Talley was a pioneer in the fashion industry, a black man in an often insular world dominated by white men and women.
In 2017, at an event at the Brooklyn Academy of Music, Talley described the challenges of promoting diversity in the glossy pages of fashion magazines.
“I worked behind the scenes. I did it in dulcet tones, and I was persistent and tenacious… I always took a very easygoing role. I didn’t scream and cause. That was the best strategy, because that was the world I moved into.
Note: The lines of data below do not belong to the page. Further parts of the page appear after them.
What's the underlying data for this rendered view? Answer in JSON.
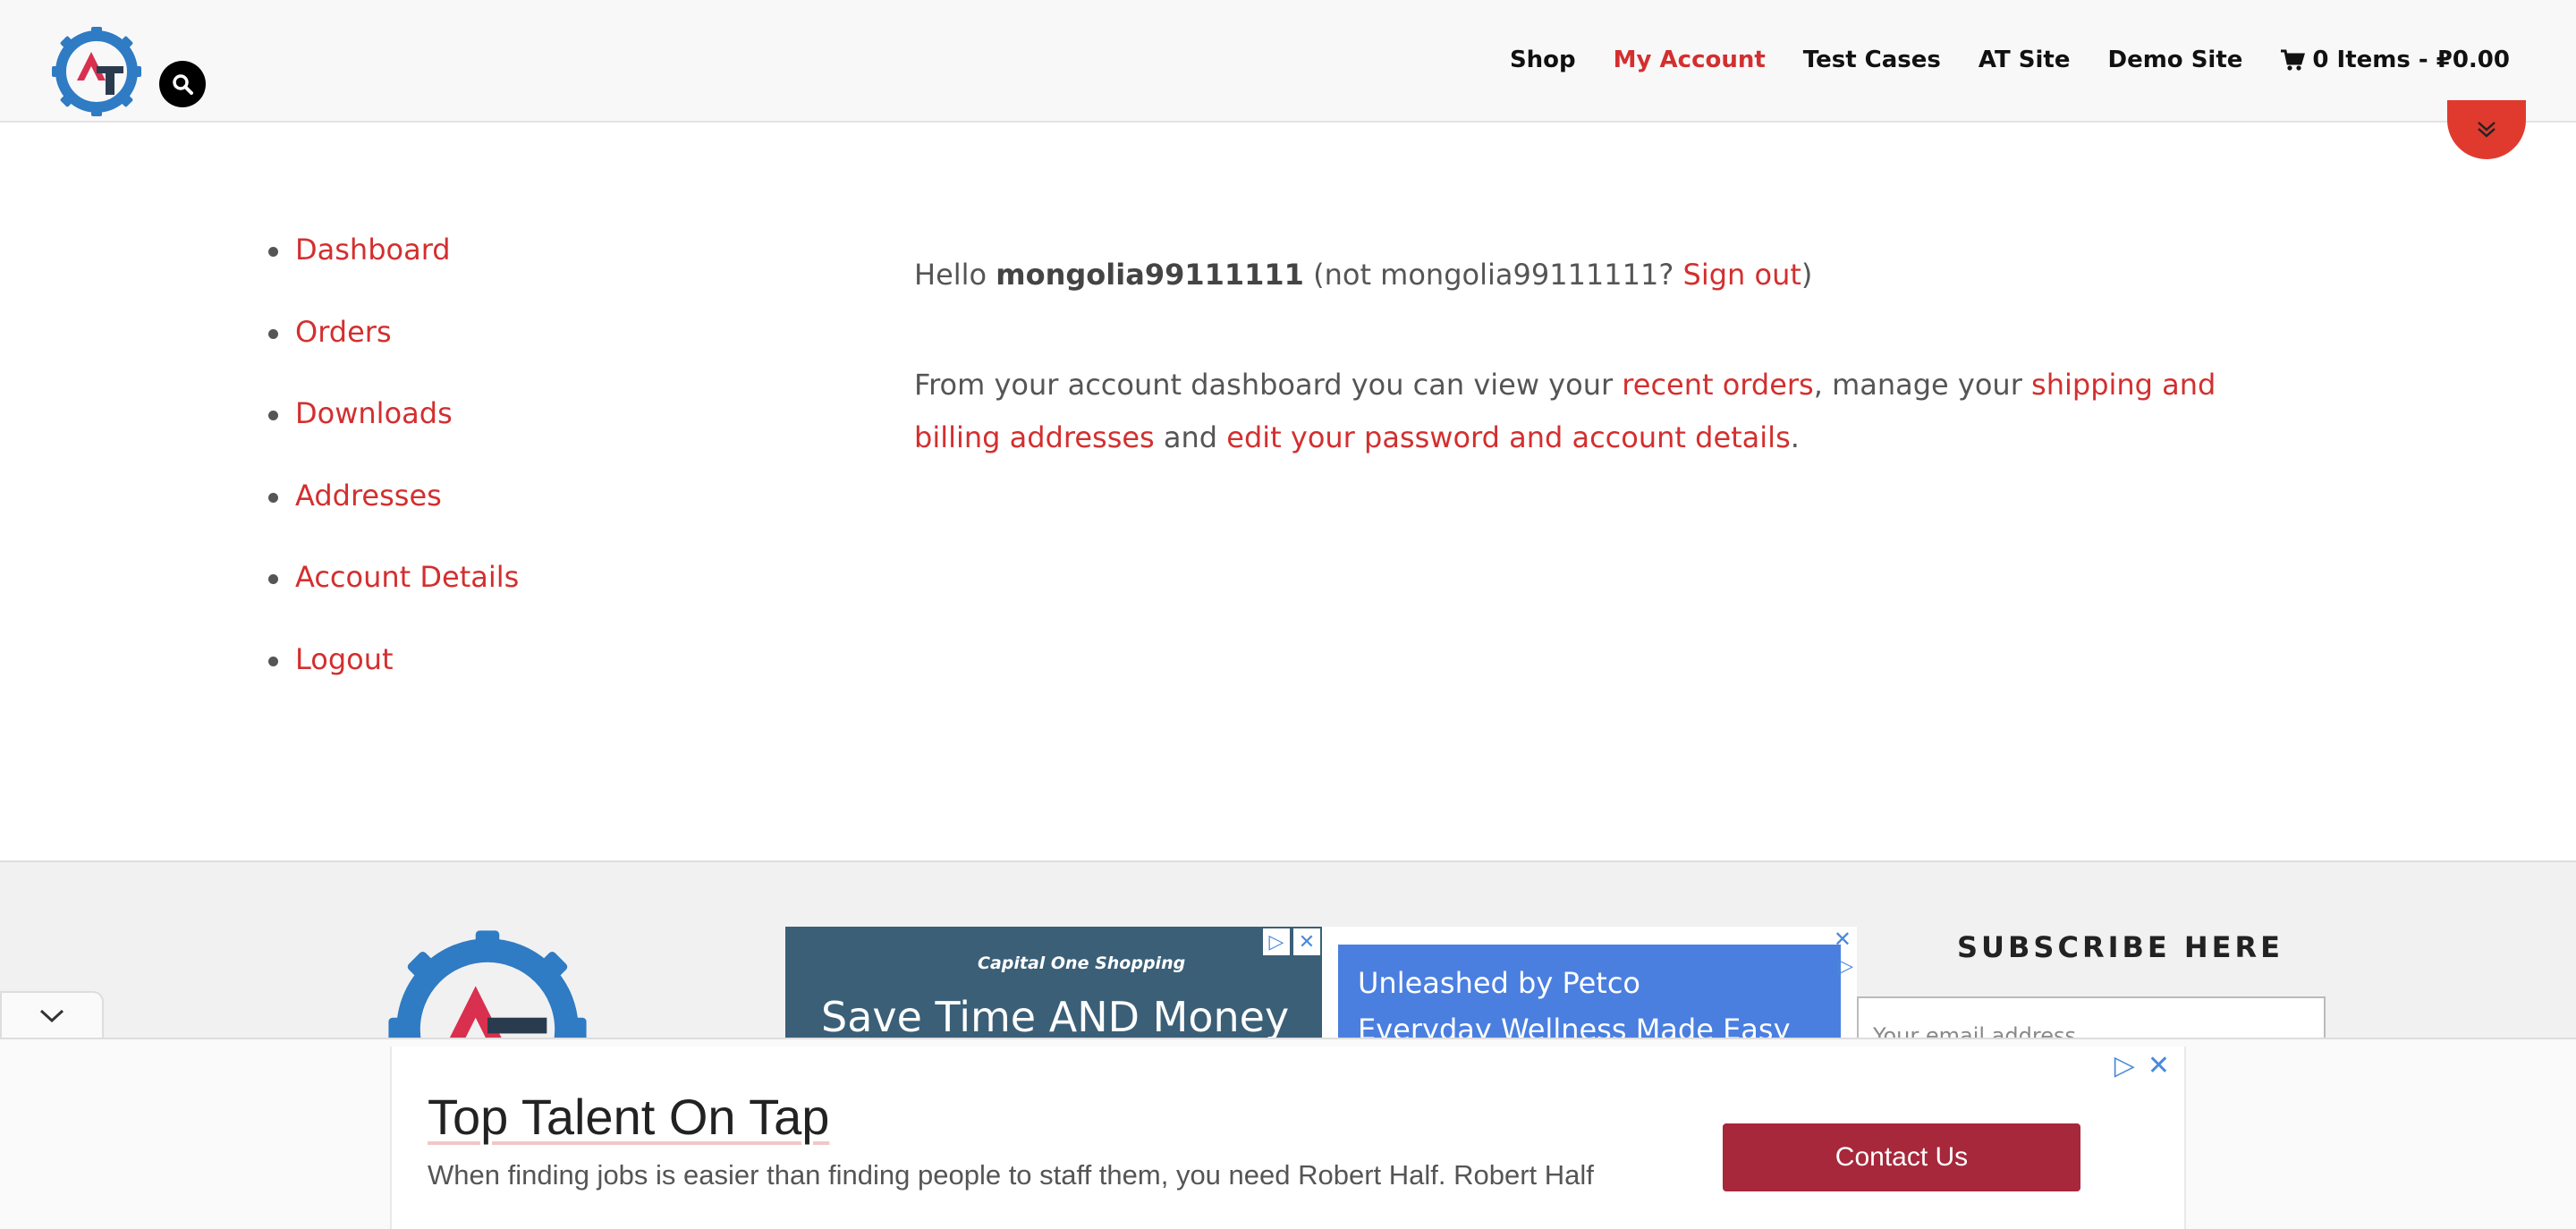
{
  "header": {
    "nav": [
      {
        "label": "Shop"
      },
      {
        "label": "My Account"
      },
      {
        "label": "Test Cases"
      },
      {
        "label": "AT Site"
      },
      {
        "label": "Demo Site"
      }
    ],
    "cart_label": "0 Items - ₽0.00",
    "active_color": "#d32f2f"
  },
  "account_nav": [
    {
      "label": "Dashboard"
    },
    {
      "label": "Orders"
    },
    {
      "label": "Downloads"
    },
    {
      "label": "Addresses"
    },
    {
      "label": "Account Details"
    },
    {
      "label": "Logout"
    }
  ],
  "dashboard": {
    "hello": "Hello",
    "username": "mongolia99111111",
    "not_prefix": "(not mongolia99111111?",
    "sign_out": "Sign out",
    "close_paren": ")",
    "intro": "From your account dashboard you can view your",
    "recent_orders": "recent orders",
    "manage": ", manage your",
    "addresses_link": "shipping and billing addresses",
    "and": "and",
    "edit_link": "edit your password and account details",
    "period": "."
  },
  "footer": {
    "ad1_brand": "Capital One Shopping",
    "ad1_headline": "Save Time AND Money",
    "ad2_line1": "Unleashed by Petco",
    "ad2_line2": "Everyday Wellness Made Easy",
    "subscribe_title": "SUBSCRIBE HERE",
    "email_placeholder": "Your email address"
  },
  "sticky_ad": {
    "title": "Top Talent On Tap",
    "description": "When finding jobs is easier than finding people to staff them, you need Robert Half. Robert Half",
    "cta": "Contact Us"
  }
}
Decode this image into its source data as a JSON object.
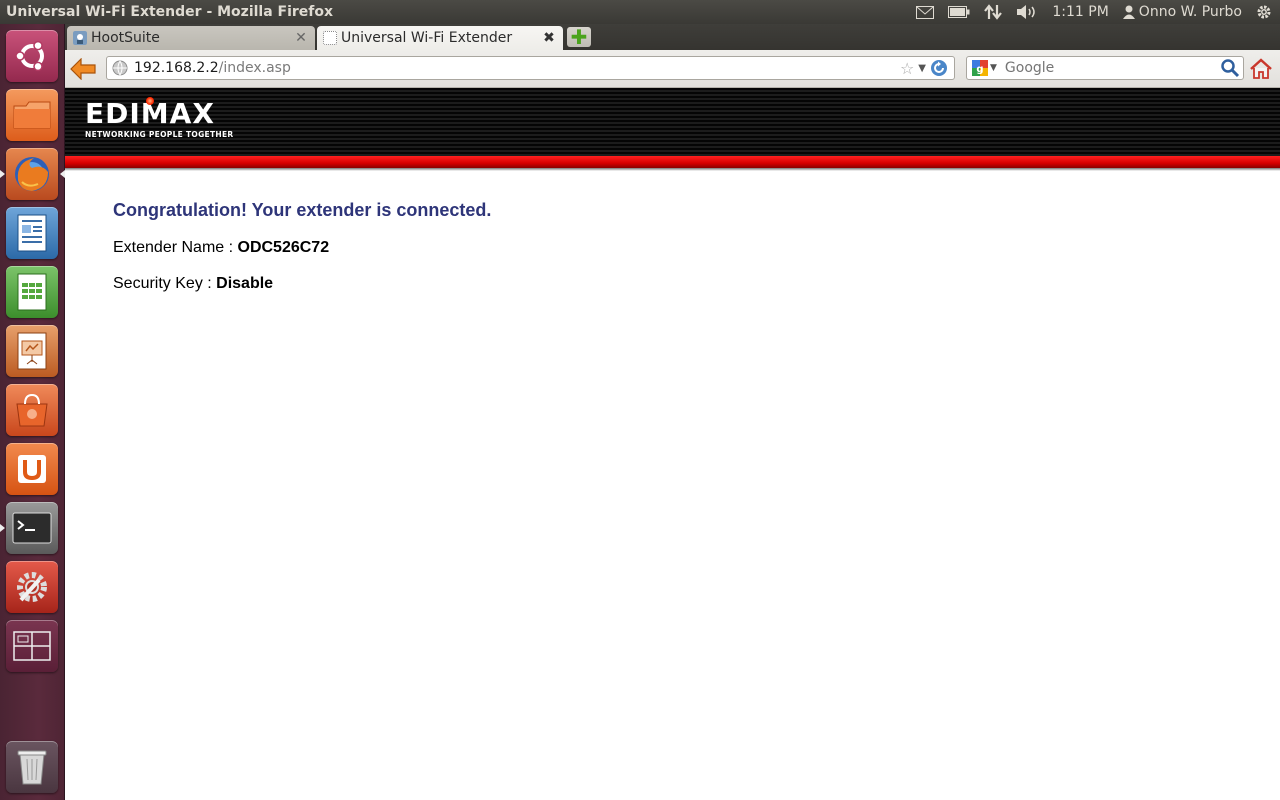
{
  "top_panel": {
    "window_title": "Universal Wi-Fi Extender - Mozilla Firefox",
    "clock": "1:11 PM",
    "user_name": "Onno W. Purbo",
    "icons": [
      "mail-icon",
      "battery-icon",
      "network-icon",
      "volume-icon",
      "user-icon",
      "gear-icon"
    ]
  },
  "launcher": {
    "items": [
      "ubuntu-logo",
      "files",
      "firefox",
      "writer",
      "calc",
      "impress",
      "software-center",
      "ubuntu-one",
      "terminal",
      "system-settings",
      "workspace-switcher",
      "trash"
    ]
  },
  "browser": {
    "tabs": [
      {
        "label": "HootSuite",
        "active": false
      },
      {
        "label": "Universal Wi-Fi Extender",
        "active": true
      }
    ],
    "url_host": "192.168.2.2",
    "url_path": "/index.asp",
    "search_placeholder": "Google"
  },
  "page": {
    "brand": {
      "name": "EDIMAX",
      "tagline": "NETWORKING PEOPLE TOGETHER",
      "accent_color": "#e00000"
    },
    "heading": "Congratulation! Your extender is connected.",
    "extender_name_label": "Extender Name : ",
    "extender_name_value": "ODC526C72",
    "security_key_label": "Security Key : ",
    "security_key_value": "Disable"
  }
}
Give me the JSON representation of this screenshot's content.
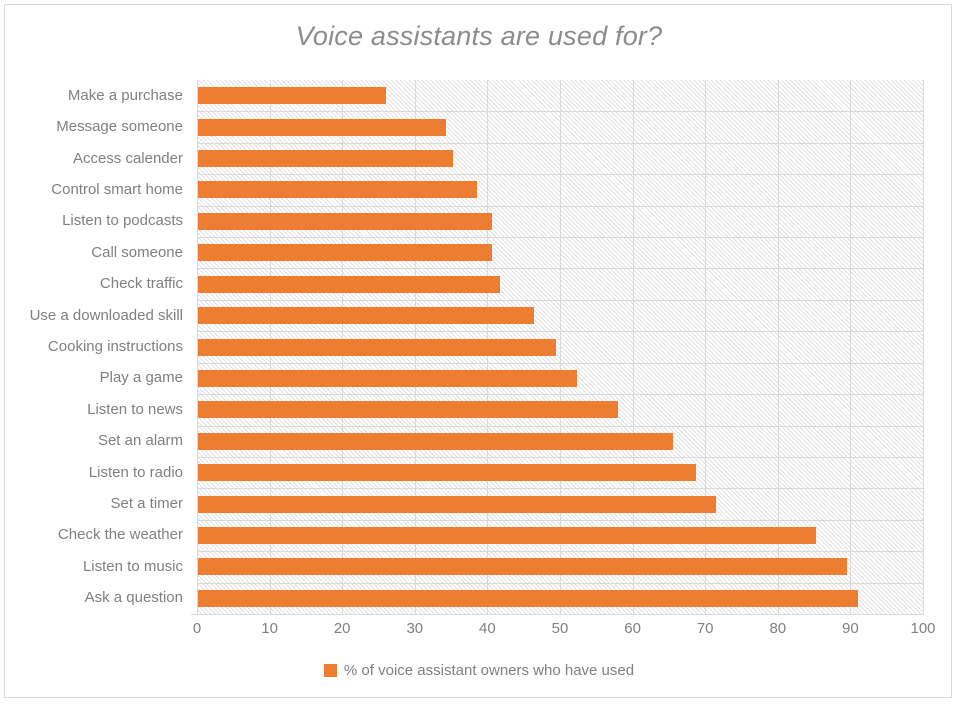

It was Vogue after all, honey,” he told host Tamron Hall.
Talley was born in Washington DC, but at two months old, his parents brought him to Durham, North Carolina, where he was raised by his grandmother, Bennie Francis Davis, whom he called Mom.
In his 2020 memoir, “The Chiffon Trenches,” he described his early joy of delving into books at the city library in Durham.
“My world became the glossy pages of Vogue, where I was able to read about Truman Capote’s legendary ball, held at the Plaza in honor of Katharine Graham,” he wrote.
A defining moment in her youth was the inauguration of President John F. Kennedy and the presence of his glamorous wife Jackie Kennedy, describing her as the “first influencer” of the modern world.
“I was obsessed with her pillbox hat, and her little patch of fur on her collar, and her fur-edged boots, as well as the stuffy stuff she carried to keep her hands warm during the cold January day,” Talley wrote.
Talley arrived in New York in 1974, and quickly found himself at the frenetic intersection of fashion and art, working and mingling with the likes of Halston, Karl Lagerfeld and Andy Warhol.
After a stint in Paris with Women’s Wear Daily, Talley joined Vogue in 1983 as news director. He was promoted to creative director in 1988 and, except for a stint with W Magazine in Paris, remained featured in the magazine for nearly four decades, often seen sitting in the front row of elite fashion shows alongside editor Anne Wintour.
Talley also appeared as a judge on “America’s Next Top Model”, was the subject of a documentary “The Gospel According to André”, which was released in 2017 and awarded the Chevalier de l’Ordre des Arts et des Lettres by the French government in tribute to his contribution to the fashion industry.
On April 22, 2021, he described the French recognition as the “best day of my life” in an Instagram post.
“To be in the flawless body of Chevaliers in August: Diana Vreeland, Tina Turner, James Baldwin, Rudolph Nureyev and for a black man educated in public schools in Durham, North Carolina, thanks to my French teacher, the late Cynthia P. Smith , which involved me in French: the language, the culture, the style, the history and the literature”, he wrote.
Talley’s published work includes “ALT: A Memoir” as well as picture books including “Little Black Dress”, and “Oscar de la Renta, Your Legendary World of Style”.
He received his Masters in French Studies at Brown University and served on the board of trustees of the Savannah College of Art and Design for 20 years.
Last year, Talley touched on the significance of Vogue’s cover with poet Amanda Gorman for the black community and the fashion world, describing it as “a first for so many levels.”
“We continue to climb hills, hills of healing, hills of forgiveness and climb hills and mountains of overcoming all adversity, systemic racism and iniquity,” he wrote in an Instagram post.
*With information from CNN’s Chris Boyette and Oscar Holland
This content was originally created in English.
Reference: CNN Brasil